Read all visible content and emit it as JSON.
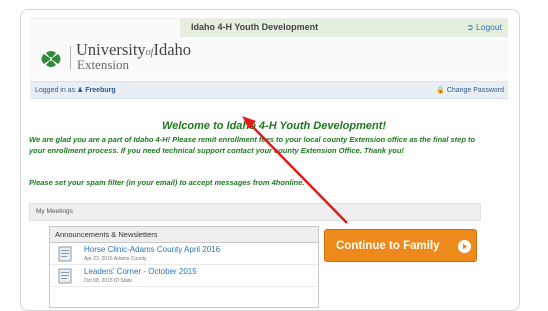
{
  "header": {
    "site_title": "Idaho 4-H Youth Development",
    "logout_label": "Logout",
    "logo_university": "University",
    "logo_of": "of",
    "logo_idaho": "Idaho",
    "logo_extension": "Extension"
  },
  "userbar": {
    "logged_in_label": "Logged in as",
    "username": "Freeburg",
    "change_password_label": "Change Password"
  },
  "welcome": {
    "title": "Welcome to Idaho 4-H Youth Development!",
    "body": "We are glad you are a part of Idaho 4-H!  Please remit enrollment fees to your local county Extension office as the final step to your enrollment process.  If you need technical support contact your county Extension Office.  Thank you!",
    "spam_note": "Please set your spam filter (in your email) to accept messages from 4honline."
  },
  "meetings": {
    "label": "My Meetings"
  },
  "announcements": {
    "header": "Announcements & Newsletters",
    "items": [
      {
        "title": "Horse Clinic-Adams County April 2016",
        "meta": "Apr 23, 2016 Adams County"
      },
      {
        "title": "Leaders' Corner - October 2015",
        "meta": "Oct 08, 2015 ID State"
      }
    ]
  },
  "continue_button": {
    "label": "Continue to Family"
  },
  "colors": {
    "green_text": "#1e7a1e",
    "link_blue": "#2a72b5",
    "button_orange": "#ee8a1c",
    "arrow_red": "#e01b1b"
  }
}
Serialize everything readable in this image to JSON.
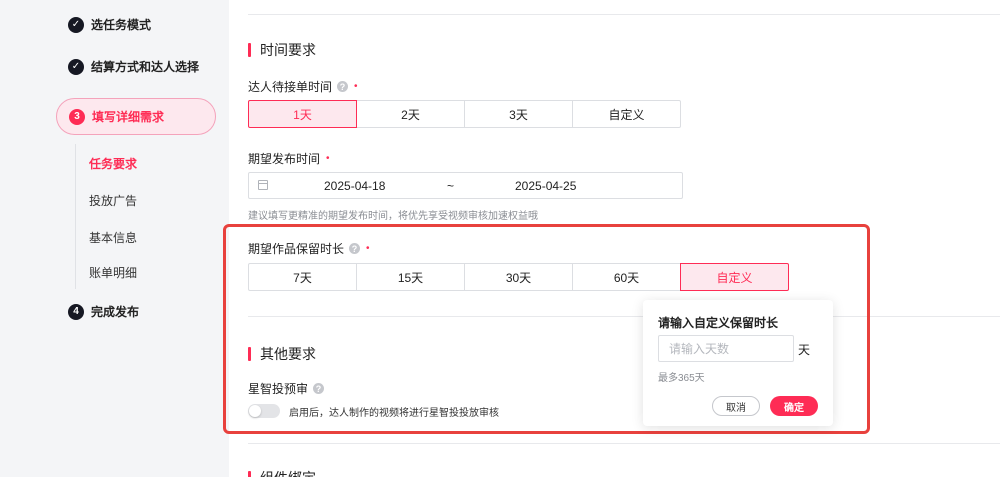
{
  "sidebar": {
    "steps": [
      {
        "num": "✓",
        "label": "选任务模式"
      },
      {
        "num": "✓",
        "label": "结算方式和达人选择"
      },
      {
        "num": "3",
        "label": "填写详细需求"
      },
      {
        "num": "4",
        "label": "完成发布"
      }
    ],
    "subnav": [
      "任务要求",
      "投放广告",
      "基本信息",
      "账单明细"
    ]
  },
  "time_section": {
    "title": "时间要求",
    "accept_label": "达人待接单时间",
    "accept_options": [
      "1天",
      "2天",
      "3天",
      "自定义"
    ],
    "publish_label": "期望发布时间",
    "date_start": "2025-04-18",
    "date_sep": "~",
    "date_end": "2025-04-25",
    "hint": "建议填写更精准的期望发布时间，将优先享受视频审核加速权益哦",
    "retain_label": "期望作品保留时长",
    "retain_options": [
      "7天",
      "15天",
      "30天",
      "60天",
      "自定义"
    ]
  },
  "other_section": {
    "title": "其他要求",
    "review_label": "星智投预审",
    "review_desc": "启用后，达人制作的视频将进行星智投投放审核",
    "review_enabled": false
  },
  "next_section": {
    "title": "组件绑定"
  },
  "popover": {
    "title": "请输入自定义保留时长",
    "placeholder": "请输入天数",
    "unit": "天",
    "max_hint": "最多365天",
    "cancel": "取消",
    "confirm": "确定"
  },
  "icons": {
    "help": "?",
    "required": "•"
  },
  "colors": {
    "accent": "#fe2c55",
    "highlight": "#e8413d"
  }
}
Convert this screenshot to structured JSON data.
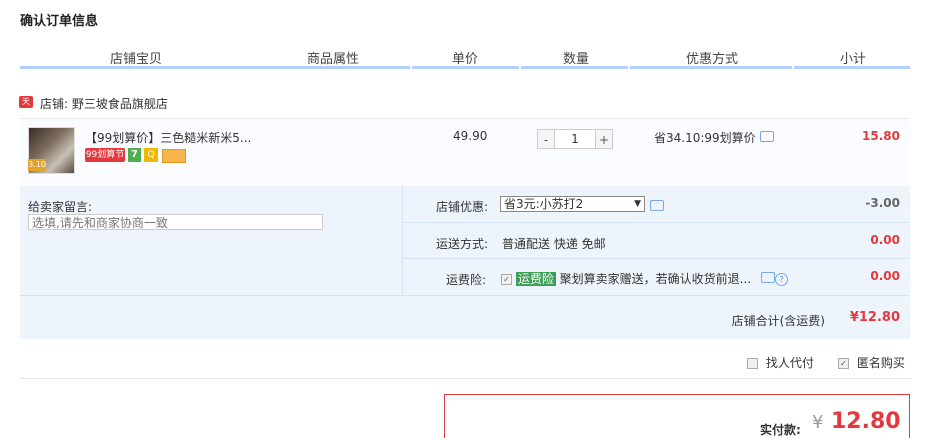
{
  "page": {
    "title": "确认订单信息"
  },
  "columns": [
    "店铺宝贝",
    "商品属性",
    "单价",
    "数量",
    "优惠方式",
    "小计"
  ],
  "shop": {
    "badge": "天猫",
    "name": "店铺: 野三坡食品旗舰店"
  },
  "item": {
    "title": "【99划算价】三色糙米新米5...",
    "thumb_tag": "3.10",
    "badges": {
      "promo": "99划算节",
      "seven": "7",
      "q": "Q"
    },
    "unit_price": "49.90",
    "quantity": "1",
    "qty_minus": "-",
    "qty_plus": "+",
    "discount": "省34.10:99划算价",
    "subtotal": "15.80"
  },
  "message": {
    "label": "给卖家留言:",
    "placeholder": "选填,请先和商家协商一致"
  },
  "shop_discount": {
    "label": "店铺优惠:",
    "selected": "省3元:小苏打2",
    "value": "-3.00"
  },
  "shipping": {
    "label": "运送方式:",
    "text": "普通配送 快递 免邮",
    "value": "0.00"
  },
  "insurance": {
    "label": "运费险:",
    "tag": "运费险",
    "text": "聚划算卖家赠送，若确认收货前退...",
    "value": "0.00"
  },
  "shop_total": {
    "label": "店铺合计(含运费)",
    "value": "¥12.80"
  },
  "options": {
    "proxy_pay": "找人代付",
    "anonymous": "匿名购买"
  },
  "payment": {
    "label": "实付款:",
    "currency": "¥",
    "value": "12.80"
  }
}
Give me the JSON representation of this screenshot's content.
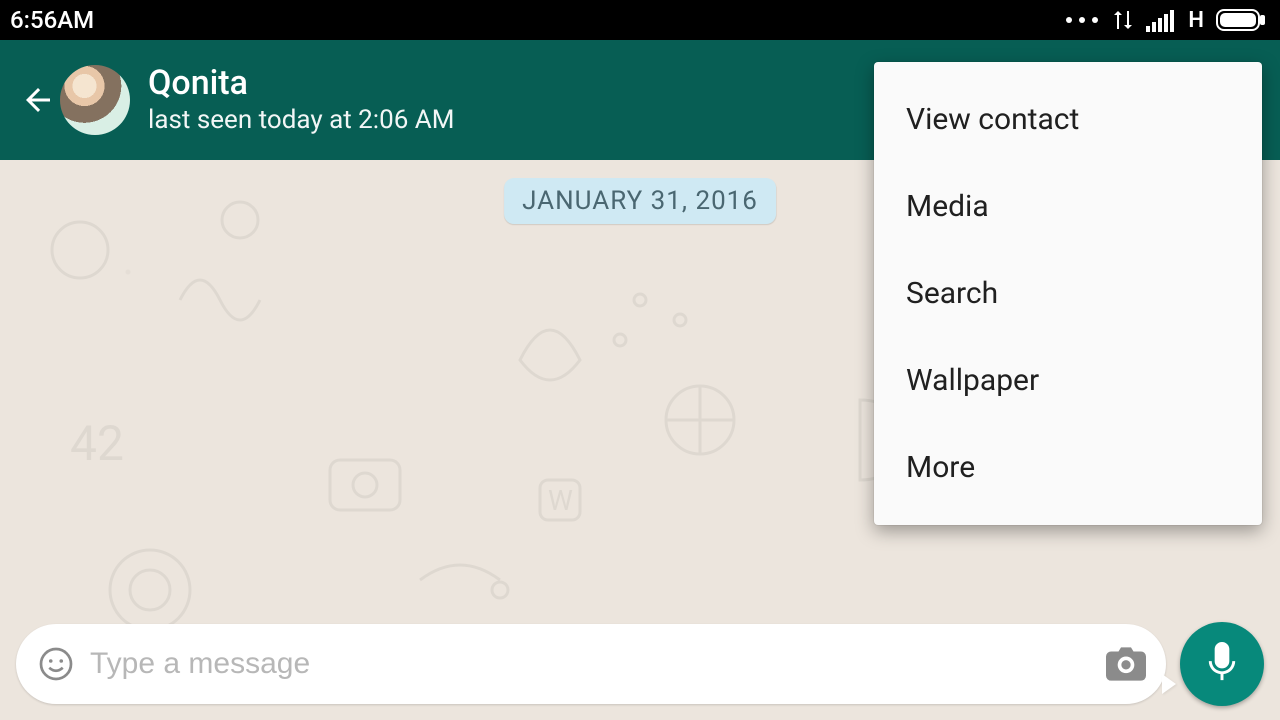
{
  "status": {
    "time": "6:56AM",
    "network_type": "H"
  },
  "header": {
    "contact_name": "Qonita",
    "last_seen": "last seen today at 2:06 AM"
  },
  "chat": {
    "date_label": "JANUARY 31, 2016"
  },
  "menu": {
    "items": [
      {
        "label": "View contact"
      },
      {
        "label": "Media"
      },
      {
        "label": "Search"
      },
      {
        "label": "Wallpaper"
      },
      {
        "label": "More"
      }
    ]
  },
  "input": {
    "placeholder": "Type a message"
  },
  "colors": {
    "header_bg": "#075e54",
    "fab_bg": "#07897b",
    "chat_bg": "#ece5dd",
    "date_chip_bg": "#cfe9f3"
  }
}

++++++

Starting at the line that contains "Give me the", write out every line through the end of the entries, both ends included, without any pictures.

● **OUTPUT FOR THIS EXERCISE**:
Give me the JSON representation of this screenshot's content.
{
  "status": {
    "time": "6:56AM",
    "network_type": "H"
  },
  "header": {
    "contact_name": "Qonita",
    "last_seen": "last seen today at 2:06 AM"
  },
  "chat": {
    "date_label": "JANUARY 31, 2016"
  },
  "menu": {
    "items": [
      {
        "label": "View contact"
      },
      {
        "label": "Media"
      },
      {
        "label": "Search"
      },
      {
        "label": "Wallpaper"
      },
      {
        "label": "More"
      }
    ]
  },
  "input": {
    "placeholder": "Type a message"
  },
  "colors": {
    "header_bg": "#075e54",
    "fab_bg": "#07897b",
    "chat_bg": "#ece5dd",
    "date_chip_bg": "#cfe9f3"
  }
}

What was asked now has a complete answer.